I never know where to start with these things, so how about I make it simple and start at my birth. I was born in Scarborough, Ontario as the second and “last” – there may be more, you never know – child in my family. Growing up in a European household – half Italian, half Greek – there were many things I was exposed to that most people wouldn’t experience until later on in life; Feta Cheese, wine at dinner, homemade tomato sauce, spanakopita (search it), and a raging passion for soccer. Although I did love my food to the point where my family doctor once told me that I needed to stop eating sausages, my true love ended up being the game of soccer, and my parents played their role in supporting me by signing me up for my first season at the age of six. I quickly picked up the sport and excelled over the next 7 years
By 2013, the summer before grade 9, instead of getting ready for high school along with all my friends I was preparing for an opportunity to move to Italy for six months on a soccer exchange program. For me it was a dream come true, but for my mom it was her biggest worry. She wasn’t ready to let her “little baby” leave home at the age of 13 to pursue a lifelong dream.
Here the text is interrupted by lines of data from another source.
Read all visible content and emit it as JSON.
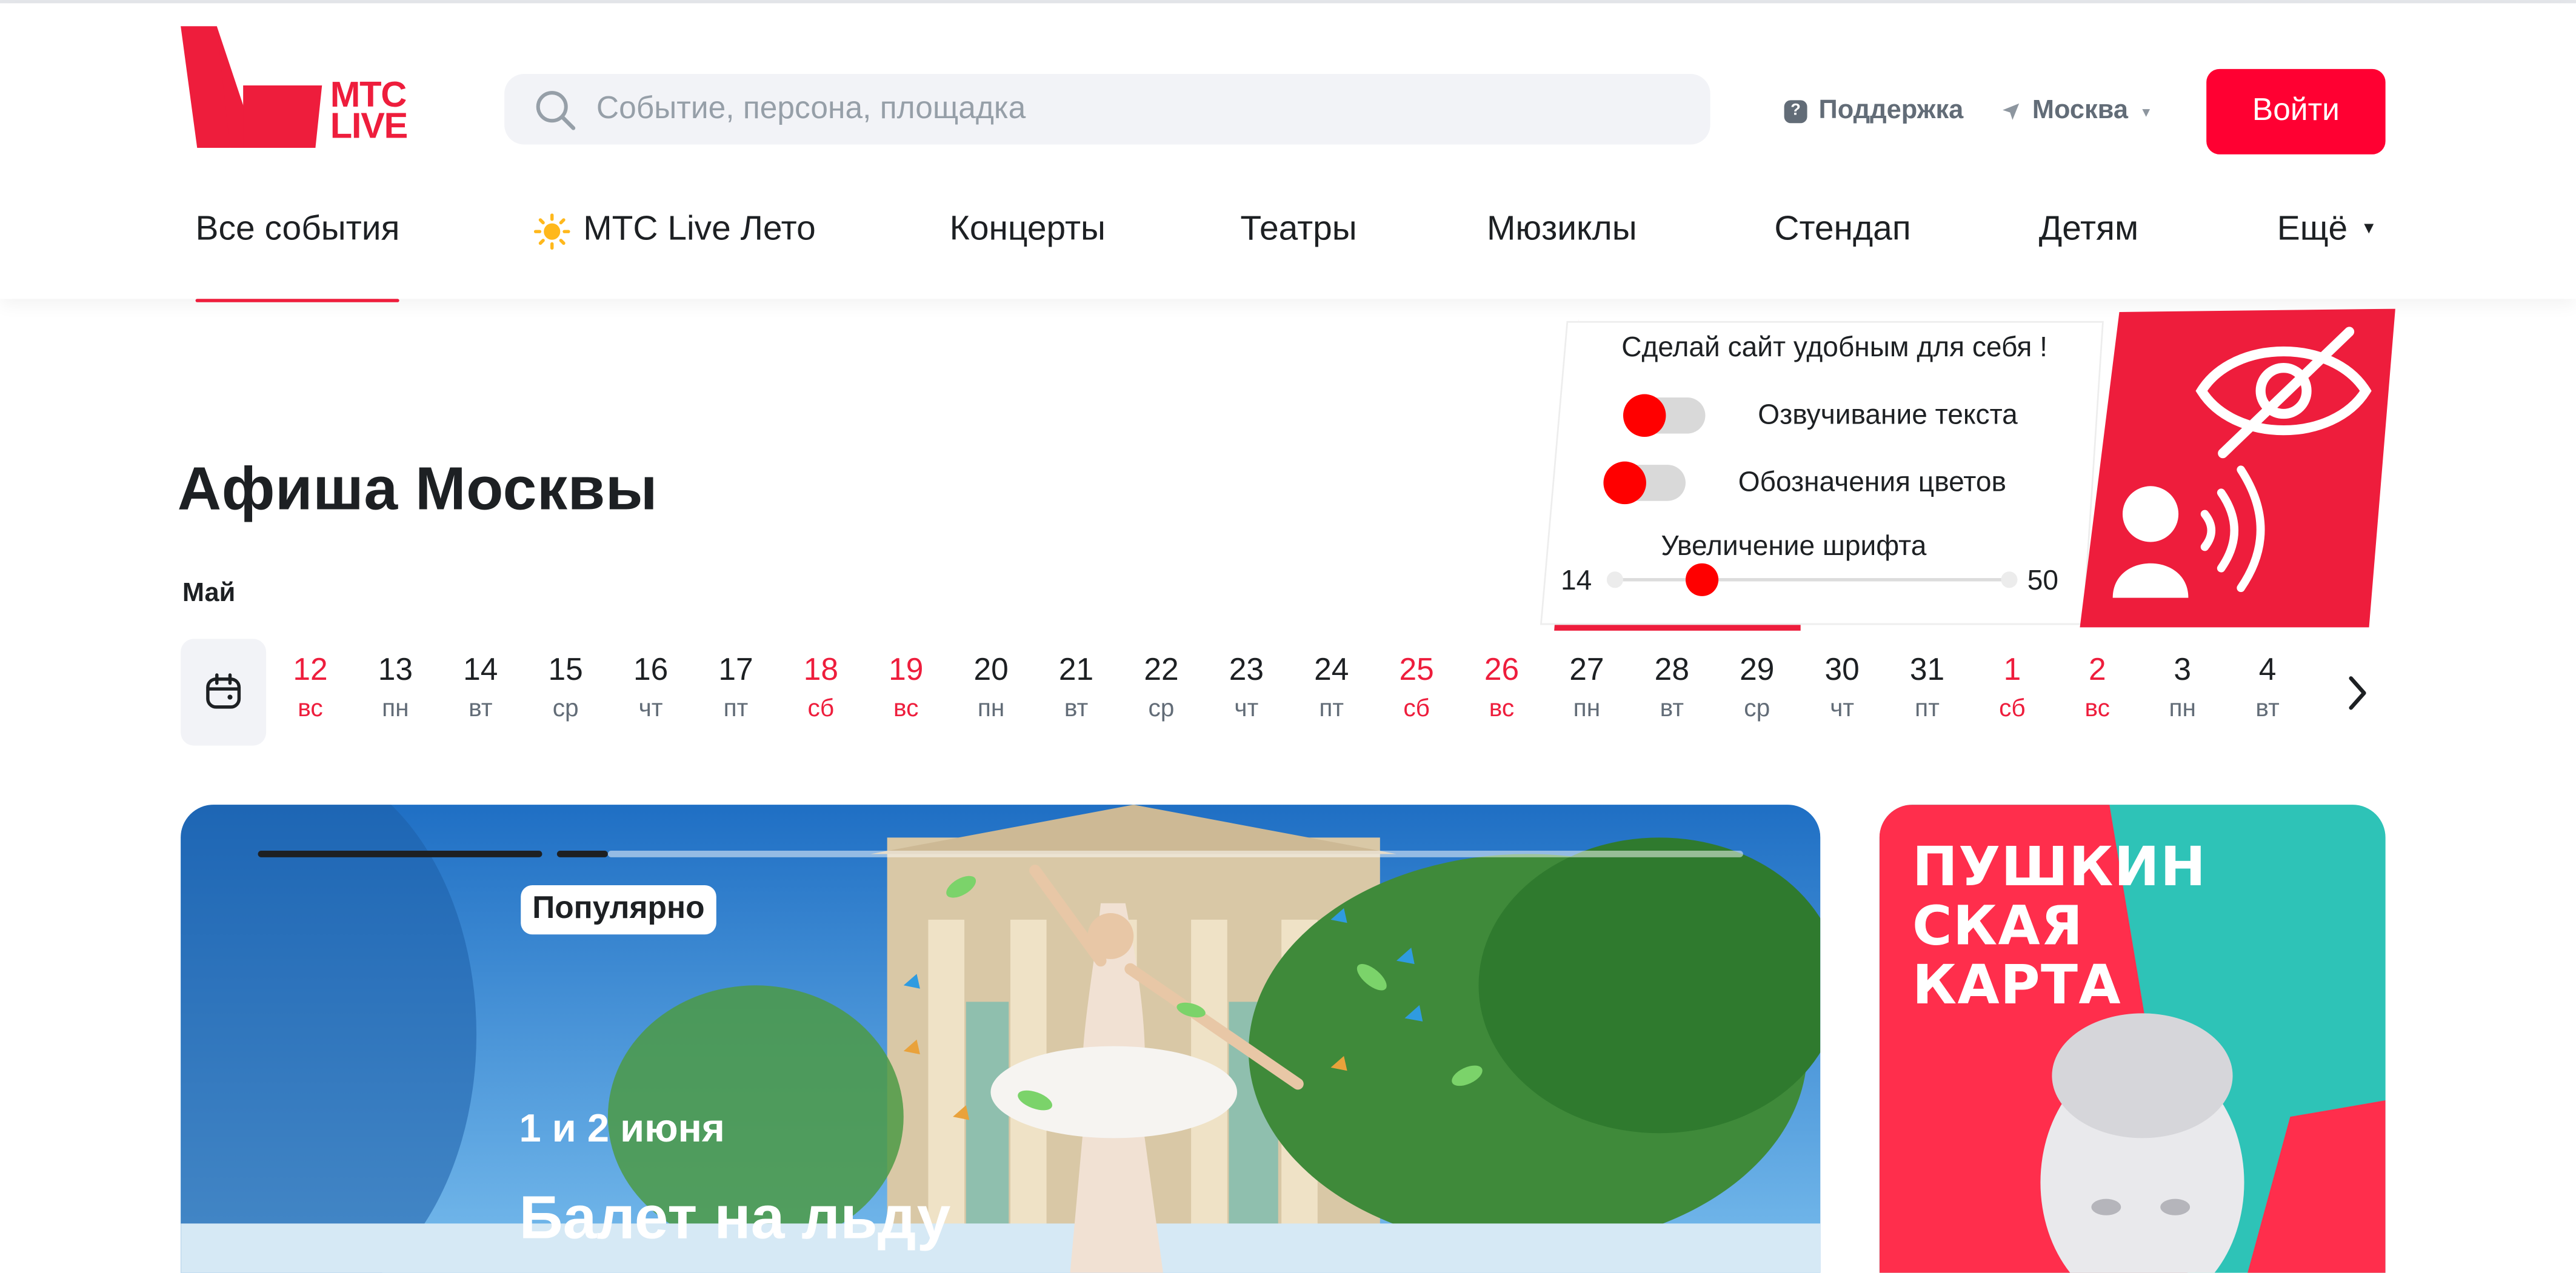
{
  "brand": {
    "logo_text_line1": "МТС",
    "logo_text_line2": "LIVE",
    "accent_color": "#ee1d3c",
    "button_color": "#ff0032"
  },
  "search": {
    "placeholder": "Событие, персона, площадка",
    "icon": "search-icon"
  },
  "header_links": {
    "support": "Поддержка",
    "city": "Москва",
    "login": "Войти"
  },
  "nav": {
    "items": [
      {
        "label": "Все события",
        "active": true
      },
      {
        "label": "МТС Live Лето",
        "icon": "sun-icon"
      },
      {
        "label": "Концерты"
      },
      {
        "label": "Театры"
      },
      {
        "label": "Мюзиклы"
      },
      {
        "label": "Стендап"
      },
      {
        "label": "Детям"
      },
      {
        "label": "Ещё",
        "icon": "caret-down-icon"
      }
    ]
  },
  "page": {
    "title": "Афиша Москвы",
    "month": "Май"
  },
  "calendar": {
    "days": [
      {
        "num": "12",
        "wd": "вс",
        "weekend": true
      },
      {
        "num": "13",
        "wd": "пн"
      },
      {
        "num": "14",
        "wd": "вт"
      },
      {
        "num": "15",
        "wd": "ср"
      },
      {
        "num": "16",
        "wd": "чт"
      },
      {
        "num": "17",
        "wd": "пт"
      },
      {
        "num": "18",
        "wd": "сб",
        "weekend": true
      },
      {
        "num": "19",
        "wd": "вс",
        "weekend": true
      },
      {
        "num": "20",
        "wd": "пн"
      },
      {
        "num": "21",
        "wd": "вт"
      },
      {
        "num": "22",
        "wd": "ср"
      },
      {
        "num": "23",
        "wd": "чт"
      },
      {
        "num": "24",
        "wd": "пт"
      },
      {
        "num": "25",
        "wd": "сб",
        "weekend": true
      },
      {
        "num": "26",
        "wd": "вс",
        "weekend": true
      },
      {
        "num": "27",
        "wd": "пн"
      },
      {
        "num": "28",
        "wd": "вт"
      },
      {
        "num": "29",
        "wd": "ср"
      },
      {
        "num": "30",
        "wd": "чт"
      },
      {
        "num": "31",
        "wd": "пт"
      },
      {
        "num": "1",
        "wd": "сб",
        "weekend": true
      },
      {
        "num": "2",
        "wd": "вс",
        "weekend": true
      },
      {
        "num": "3",
        "wd": "пн"
      },
      {
        "num": "4",
        "wd": "вт"
      }
    ]
  },
  "banner": {
    "badge": "Популярно",
    "date": "1 и 2 июня",
    "title": "Балет на льду",
    "colors": {
      "sky": "#3b8fd8",
      "foliage": "#3f8a3a"
    }
  },
  "promo": {
    "line1": "ПУШКИН",
    "line2": "СКАЯ",
    "line3": "КАРТА",
    "colors": {
      "teal": "#2ec3b7",
      "red": "#ff2e4c"
    }
  },
  "accessibility": {
    "heading": "Сделай сайт удобным для себя !",
    "toggle_speech": "Озвучивание текста",
    "toggle_colors": "Обозначения цветов",
    "font_label": "Увеличение шрифта",
    "font_min": "14",
    "font_max": "50",
    "font_value": 22,
    "speech_on": false,
    "colors_on": false
  }
}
But, by the start of September I was in Italy living with people from all over the world. The six months flew by and although I wasn’t picked up by a professional team I had developed this burning passion to make my dream a reality. So, when I started grade nine my focus was on re-creating the atmosphere I experienced in Italy. Waking up at 5 am, training before and after school, getting to bed early and no partying – I sacrificed the average teenage life. Four years later at the age of 17 I got my break; I was offered a full ride scholarship to Memphis university on the condition that they would watch me play one last time before signing me.
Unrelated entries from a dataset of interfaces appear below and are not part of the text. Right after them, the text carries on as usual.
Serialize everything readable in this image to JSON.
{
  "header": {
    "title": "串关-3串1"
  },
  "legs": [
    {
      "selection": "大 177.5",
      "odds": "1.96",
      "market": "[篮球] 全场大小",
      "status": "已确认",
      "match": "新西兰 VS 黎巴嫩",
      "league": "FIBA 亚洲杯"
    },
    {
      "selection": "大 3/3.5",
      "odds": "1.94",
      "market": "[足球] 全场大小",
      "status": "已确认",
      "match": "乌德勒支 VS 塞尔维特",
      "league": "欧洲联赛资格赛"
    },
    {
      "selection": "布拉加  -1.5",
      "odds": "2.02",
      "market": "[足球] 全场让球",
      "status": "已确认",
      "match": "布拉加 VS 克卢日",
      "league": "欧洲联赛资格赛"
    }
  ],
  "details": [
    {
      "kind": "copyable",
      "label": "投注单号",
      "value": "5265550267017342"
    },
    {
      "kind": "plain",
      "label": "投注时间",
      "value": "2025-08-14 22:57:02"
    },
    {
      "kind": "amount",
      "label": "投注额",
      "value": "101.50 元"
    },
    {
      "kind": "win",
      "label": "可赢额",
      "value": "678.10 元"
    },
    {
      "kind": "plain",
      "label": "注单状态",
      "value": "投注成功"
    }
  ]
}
But what seemed so close – a full ride soccer scholarship – ended up being the furthest thing from my grasp. A week before the biggest tournament in the USA where Memphis was planning to watch me play,I faced an unfortunate situation. During a game just before half time I went shoulder to shoulder with this 200lb brick wall and when I caught myself, I ended up tearing the meniscus in my left knee. The next four months were filled with tears, hugs and reassuring messages from family and friends reminding me that I still had time. But after this first surgery the next year of my life was a total haze. I ended up re-tearing the meniscus in my left knee a second time and going under for another operation only to end up tearing it in my opposite knee for a third major injury. I opted out of the surgery and one week off morphed into one month which ultimately led to my early retirement. Now what, who was I without soccer? I felt worthless. Too many students attach their self-worth and identity to their passions and hobbies, but If they lose that thing, they feel empty – welcome to my situation.
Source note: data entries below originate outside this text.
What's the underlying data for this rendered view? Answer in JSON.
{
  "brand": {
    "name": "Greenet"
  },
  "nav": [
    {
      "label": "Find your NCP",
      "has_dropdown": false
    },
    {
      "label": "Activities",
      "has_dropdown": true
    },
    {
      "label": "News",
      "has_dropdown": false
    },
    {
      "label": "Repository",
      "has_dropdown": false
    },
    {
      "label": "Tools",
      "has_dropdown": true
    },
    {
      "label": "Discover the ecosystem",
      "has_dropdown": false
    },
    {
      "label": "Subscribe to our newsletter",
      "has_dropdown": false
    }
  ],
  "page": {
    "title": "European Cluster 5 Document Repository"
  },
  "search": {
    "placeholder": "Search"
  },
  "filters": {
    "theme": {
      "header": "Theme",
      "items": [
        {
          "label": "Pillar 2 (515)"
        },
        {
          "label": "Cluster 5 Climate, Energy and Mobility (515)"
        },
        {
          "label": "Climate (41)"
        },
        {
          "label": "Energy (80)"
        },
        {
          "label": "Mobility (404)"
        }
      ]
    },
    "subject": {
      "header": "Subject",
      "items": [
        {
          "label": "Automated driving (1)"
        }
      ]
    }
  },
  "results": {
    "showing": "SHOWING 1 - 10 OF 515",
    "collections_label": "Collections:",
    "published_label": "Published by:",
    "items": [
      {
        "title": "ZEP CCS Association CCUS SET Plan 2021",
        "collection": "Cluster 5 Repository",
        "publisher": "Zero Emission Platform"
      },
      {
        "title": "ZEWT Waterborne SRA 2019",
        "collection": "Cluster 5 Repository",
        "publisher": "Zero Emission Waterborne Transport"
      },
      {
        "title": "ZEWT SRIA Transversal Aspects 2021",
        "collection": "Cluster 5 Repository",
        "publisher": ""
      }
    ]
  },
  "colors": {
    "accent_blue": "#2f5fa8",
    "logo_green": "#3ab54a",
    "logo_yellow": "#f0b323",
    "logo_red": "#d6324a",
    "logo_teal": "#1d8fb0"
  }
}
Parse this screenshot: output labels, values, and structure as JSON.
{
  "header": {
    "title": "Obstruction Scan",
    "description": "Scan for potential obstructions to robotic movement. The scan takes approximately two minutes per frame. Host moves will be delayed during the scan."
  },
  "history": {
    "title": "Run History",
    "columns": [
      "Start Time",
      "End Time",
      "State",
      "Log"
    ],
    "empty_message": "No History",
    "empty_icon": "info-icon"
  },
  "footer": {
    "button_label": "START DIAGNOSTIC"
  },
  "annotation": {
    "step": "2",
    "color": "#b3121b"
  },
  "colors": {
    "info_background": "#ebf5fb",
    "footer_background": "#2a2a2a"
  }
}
It wasn’t until my grade 12 world issues teacher exposed me to leadership, service and social impact that I was able to turn my life around. He taught me a simple lesson that small consistent actions could lead to a massive change. The “small actions” part seemed tangible and for the first time since my injuries I felt capable of providing something of value to the world. This simple theory led me to start a social enterprise that was featured all over national news, and in the process I fell in love with making a difference. I fell in love with meeting new people, organizing community events and working together as a team to solve problems. I fell in love with seeing the smiles on students faces after giving a presentation. I made a decision to dedicate my life to helping students realize that they can make a difference.
Day after day I continued stepping on stage improving my craft and helping students fill their lives with resiliency, leadership, purpose and service. Through the process my perception shifted. I stopped looking at life as “who can I become”, and rather began asking myself, “how can I be of service?”
So, since the age of 17 years old I have retired “firstname.lastname@example.org”, and I’m happy to say that the work i’m doing today gives me even more fulfillment and the possibility to leave my mark on the world. I’ve worked with over 100 schools/events and, since 2017, have been building PickWaste with my brother from another mother, Dillon. It sure has been a bumpy ride, but I wouldn’t change a thing.